● **Required work**
The lines to be copied run from the one containing "Convert this screenshot" to the end of the material below; reproduce them exactly, including both ends, and nothing more.

● **Extracted data**
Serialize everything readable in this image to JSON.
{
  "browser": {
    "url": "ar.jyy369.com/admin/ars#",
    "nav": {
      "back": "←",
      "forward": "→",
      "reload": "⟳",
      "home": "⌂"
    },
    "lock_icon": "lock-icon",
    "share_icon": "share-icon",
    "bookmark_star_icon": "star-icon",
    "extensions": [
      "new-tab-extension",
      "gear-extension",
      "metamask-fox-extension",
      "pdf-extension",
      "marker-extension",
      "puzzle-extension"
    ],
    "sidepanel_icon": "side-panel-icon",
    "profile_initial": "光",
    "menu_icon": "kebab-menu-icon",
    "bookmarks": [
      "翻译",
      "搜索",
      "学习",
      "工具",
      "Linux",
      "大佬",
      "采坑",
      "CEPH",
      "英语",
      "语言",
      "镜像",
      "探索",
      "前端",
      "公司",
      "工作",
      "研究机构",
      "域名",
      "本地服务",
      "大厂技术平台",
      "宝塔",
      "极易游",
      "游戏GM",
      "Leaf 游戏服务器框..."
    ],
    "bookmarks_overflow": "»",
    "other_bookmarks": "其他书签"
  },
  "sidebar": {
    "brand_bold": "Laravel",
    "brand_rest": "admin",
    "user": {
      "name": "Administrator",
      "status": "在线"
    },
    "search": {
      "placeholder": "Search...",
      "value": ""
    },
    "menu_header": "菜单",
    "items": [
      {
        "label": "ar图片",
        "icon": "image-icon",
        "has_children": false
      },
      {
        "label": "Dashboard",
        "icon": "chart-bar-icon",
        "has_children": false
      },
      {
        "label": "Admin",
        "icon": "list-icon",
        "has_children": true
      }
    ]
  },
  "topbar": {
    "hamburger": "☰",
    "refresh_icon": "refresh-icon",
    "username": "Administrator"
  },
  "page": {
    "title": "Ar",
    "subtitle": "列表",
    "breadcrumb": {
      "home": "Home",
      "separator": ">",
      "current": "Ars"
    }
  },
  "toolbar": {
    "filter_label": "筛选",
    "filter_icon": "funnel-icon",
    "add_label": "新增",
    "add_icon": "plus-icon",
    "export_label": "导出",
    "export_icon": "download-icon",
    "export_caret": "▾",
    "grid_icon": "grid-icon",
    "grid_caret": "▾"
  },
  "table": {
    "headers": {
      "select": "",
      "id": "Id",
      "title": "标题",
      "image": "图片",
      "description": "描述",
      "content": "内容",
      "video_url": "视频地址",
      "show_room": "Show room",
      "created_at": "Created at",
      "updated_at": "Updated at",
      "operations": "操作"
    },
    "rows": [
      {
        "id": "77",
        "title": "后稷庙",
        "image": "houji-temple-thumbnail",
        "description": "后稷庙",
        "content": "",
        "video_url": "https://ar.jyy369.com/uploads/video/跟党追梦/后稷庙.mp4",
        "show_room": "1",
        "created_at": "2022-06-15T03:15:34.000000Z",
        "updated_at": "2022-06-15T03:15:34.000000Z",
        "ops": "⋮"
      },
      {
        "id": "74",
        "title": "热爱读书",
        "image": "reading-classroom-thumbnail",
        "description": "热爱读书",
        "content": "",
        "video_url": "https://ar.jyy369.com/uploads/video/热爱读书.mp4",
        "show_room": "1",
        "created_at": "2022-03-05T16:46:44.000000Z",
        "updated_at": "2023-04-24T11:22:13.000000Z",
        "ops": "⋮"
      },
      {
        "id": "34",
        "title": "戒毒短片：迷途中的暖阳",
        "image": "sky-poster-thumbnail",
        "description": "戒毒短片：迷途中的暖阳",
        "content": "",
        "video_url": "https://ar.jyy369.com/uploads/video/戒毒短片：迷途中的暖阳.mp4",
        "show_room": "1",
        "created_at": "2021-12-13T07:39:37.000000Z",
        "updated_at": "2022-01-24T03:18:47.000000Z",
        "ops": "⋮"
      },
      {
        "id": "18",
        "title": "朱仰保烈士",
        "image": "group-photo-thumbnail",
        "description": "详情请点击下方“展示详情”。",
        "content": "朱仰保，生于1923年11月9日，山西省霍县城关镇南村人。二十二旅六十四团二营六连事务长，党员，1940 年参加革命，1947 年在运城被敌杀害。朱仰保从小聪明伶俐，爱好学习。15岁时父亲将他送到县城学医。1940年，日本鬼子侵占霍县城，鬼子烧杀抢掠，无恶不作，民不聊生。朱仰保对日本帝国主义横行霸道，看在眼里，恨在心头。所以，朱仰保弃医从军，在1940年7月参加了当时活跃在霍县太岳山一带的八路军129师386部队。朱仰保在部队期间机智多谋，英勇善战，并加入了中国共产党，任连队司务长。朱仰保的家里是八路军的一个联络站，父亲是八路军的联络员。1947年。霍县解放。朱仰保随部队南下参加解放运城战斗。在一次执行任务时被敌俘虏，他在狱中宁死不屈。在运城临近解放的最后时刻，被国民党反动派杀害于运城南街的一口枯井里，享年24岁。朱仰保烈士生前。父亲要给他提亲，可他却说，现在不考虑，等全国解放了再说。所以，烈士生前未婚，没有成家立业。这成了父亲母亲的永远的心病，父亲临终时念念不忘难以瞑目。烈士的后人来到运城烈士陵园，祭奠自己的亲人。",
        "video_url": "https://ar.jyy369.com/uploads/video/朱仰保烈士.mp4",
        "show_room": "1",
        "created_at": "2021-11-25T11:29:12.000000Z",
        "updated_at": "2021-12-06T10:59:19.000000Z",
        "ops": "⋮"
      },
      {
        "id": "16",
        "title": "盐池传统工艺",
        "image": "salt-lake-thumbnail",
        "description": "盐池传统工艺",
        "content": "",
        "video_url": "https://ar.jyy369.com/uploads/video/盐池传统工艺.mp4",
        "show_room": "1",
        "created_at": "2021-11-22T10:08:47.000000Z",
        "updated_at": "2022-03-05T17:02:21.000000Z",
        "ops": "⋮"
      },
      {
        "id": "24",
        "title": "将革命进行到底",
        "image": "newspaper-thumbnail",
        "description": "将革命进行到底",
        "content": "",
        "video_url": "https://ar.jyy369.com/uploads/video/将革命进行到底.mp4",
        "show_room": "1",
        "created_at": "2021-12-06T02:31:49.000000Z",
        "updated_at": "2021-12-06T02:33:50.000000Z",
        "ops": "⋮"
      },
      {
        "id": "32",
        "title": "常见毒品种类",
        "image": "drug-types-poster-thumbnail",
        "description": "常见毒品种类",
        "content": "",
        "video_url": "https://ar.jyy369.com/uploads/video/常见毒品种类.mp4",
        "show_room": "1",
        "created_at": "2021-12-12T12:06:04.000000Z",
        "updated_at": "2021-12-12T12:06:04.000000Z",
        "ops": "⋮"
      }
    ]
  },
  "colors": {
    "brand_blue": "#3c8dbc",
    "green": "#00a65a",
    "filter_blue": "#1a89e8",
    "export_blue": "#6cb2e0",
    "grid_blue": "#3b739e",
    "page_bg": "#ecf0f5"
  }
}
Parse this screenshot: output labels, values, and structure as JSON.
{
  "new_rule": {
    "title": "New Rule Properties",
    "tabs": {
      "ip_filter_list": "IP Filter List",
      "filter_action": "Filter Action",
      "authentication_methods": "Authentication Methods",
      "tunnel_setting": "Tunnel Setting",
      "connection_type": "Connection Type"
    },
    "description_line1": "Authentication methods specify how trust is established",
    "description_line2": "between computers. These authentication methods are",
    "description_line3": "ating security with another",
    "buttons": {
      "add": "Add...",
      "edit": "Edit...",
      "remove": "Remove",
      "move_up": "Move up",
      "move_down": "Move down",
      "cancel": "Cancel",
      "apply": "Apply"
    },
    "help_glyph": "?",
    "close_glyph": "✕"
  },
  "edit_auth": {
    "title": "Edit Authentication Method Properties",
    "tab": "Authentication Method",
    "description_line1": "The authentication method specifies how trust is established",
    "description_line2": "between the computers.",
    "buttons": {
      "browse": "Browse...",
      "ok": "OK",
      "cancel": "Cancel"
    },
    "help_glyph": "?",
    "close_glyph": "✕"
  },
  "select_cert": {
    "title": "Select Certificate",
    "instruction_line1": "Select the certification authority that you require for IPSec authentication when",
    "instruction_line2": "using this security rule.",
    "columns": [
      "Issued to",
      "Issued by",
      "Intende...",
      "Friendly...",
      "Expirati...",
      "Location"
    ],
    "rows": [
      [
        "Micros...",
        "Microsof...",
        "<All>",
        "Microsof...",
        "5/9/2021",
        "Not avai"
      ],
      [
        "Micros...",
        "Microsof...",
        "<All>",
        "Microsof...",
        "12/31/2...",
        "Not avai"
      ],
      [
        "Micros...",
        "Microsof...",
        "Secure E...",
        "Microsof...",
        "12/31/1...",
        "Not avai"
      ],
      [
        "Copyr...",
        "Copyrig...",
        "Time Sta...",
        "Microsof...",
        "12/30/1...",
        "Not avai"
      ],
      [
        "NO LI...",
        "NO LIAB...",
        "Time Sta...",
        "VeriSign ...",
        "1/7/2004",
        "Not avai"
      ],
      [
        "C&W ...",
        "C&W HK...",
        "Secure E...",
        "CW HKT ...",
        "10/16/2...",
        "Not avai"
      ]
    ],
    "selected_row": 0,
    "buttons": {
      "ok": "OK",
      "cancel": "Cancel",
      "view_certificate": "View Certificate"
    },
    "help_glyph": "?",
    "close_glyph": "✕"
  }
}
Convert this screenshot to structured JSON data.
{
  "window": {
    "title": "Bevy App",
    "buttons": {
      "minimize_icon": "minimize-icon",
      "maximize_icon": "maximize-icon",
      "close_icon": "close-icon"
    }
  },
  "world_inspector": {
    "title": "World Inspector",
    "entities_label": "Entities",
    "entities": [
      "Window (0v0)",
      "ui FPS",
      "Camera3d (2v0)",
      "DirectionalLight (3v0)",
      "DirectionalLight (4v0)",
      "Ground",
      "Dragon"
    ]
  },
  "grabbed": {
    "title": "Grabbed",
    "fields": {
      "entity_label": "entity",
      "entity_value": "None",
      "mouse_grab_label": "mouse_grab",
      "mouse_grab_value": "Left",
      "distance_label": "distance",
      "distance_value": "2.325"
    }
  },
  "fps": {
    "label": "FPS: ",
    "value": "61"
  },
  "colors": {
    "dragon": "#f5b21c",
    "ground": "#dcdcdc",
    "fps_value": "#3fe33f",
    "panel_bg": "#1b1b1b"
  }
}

● **Written solution**
Convert this screenshot to structured JSON data.
{
  "window": {
    "title": "Bevy App",
    "buttons": {
      "minimize_icon": "minimize-icon",
      "maximize_icon": "maximize-icon",
      "close_icon": "close-icon"
    }
  },
  "world_inspector": {
    "title": "World Inspector",
    "entities_label": "Entities",
    "entities": [
      "Window (0v0)",
      "ui FPS",
      "Camera3d (2v0)",
      "DirectionalLight (3v0)",
      "DirectionalLight (4v0)",
      "Ground",
      "Dragon"
    ]
  },
  "grabbed": {
    "title": "Grabbed",
    "fields": {
      "entity_label": "entity",
      "entity_value": "None",
      "mouse_grab_label": "mouse_grab",
      "mouse_grab_value": "Left",
      "distance_label": "distance",
      "distance_value": "2.325"
    }
  },
  "fps": {
    "label": "FPS: ",
    "value": "61"
  },
  "colors": {
    "dragon": "#f5b21c",
    "ground": "#dcdcdc",
    "fps_value": "#3fe33f",
    "panel_bg": "#1b1b1b"
  }
}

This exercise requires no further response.